(Recorded data)
=== Section Start ===
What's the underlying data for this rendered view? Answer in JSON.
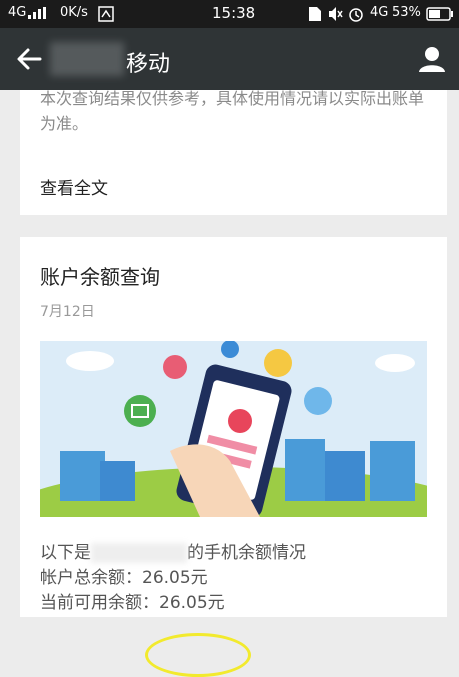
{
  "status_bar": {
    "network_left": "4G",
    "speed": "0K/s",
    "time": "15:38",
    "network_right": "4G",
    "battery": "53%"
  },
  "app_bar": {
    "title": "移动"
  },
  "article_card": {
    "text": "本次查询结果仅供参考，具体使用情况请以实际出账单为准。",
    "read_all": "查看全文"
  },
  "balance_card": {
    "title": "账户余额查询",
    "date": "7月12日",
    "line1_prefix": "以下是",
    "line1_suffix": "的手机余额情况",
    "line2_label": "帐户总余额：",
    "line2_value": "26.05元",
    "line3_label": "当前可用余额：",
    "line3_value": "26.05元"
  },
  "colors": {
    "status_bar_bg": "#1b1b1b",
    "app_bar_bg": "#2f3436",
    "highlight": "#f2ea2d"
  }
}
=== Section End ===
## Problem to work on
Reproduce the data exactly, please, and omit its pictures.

## Response to this exercise
What's the underlying data for this rendered view? Answer in JSON.
{
  "status_bar": {
    "network_left": "4G",
    "speed": "0K/s",
    "time": "15:38",
    "network_right": "4G",
    "battery": "53%"
  },
  "app_bar": {
    "title": "移动"
  },
  "article_card": {
    "text": "本次查询结果仅供参考，具体使用情况请以实际出账单为准。",
    "read_all": "查看全文"
  },
  "balance_card": {
    "title": "账户余额查询",
    "date": "7月12日",
    "line1_prefix": "以下是",
    "line1_suffix": "的手机余额情况",
    "line2_label": "帐户总余额：",
    "line2_value": "26.05元",
    "line3_label": "当前可用余额：",
    "line3_value": "26.05元"
  },
  "colors": {
    "status_bar_bg": "#1b1b1b",
    "app_bar_bg": "#2f3436",
    "highlight": "#f2ea2d"
  }
}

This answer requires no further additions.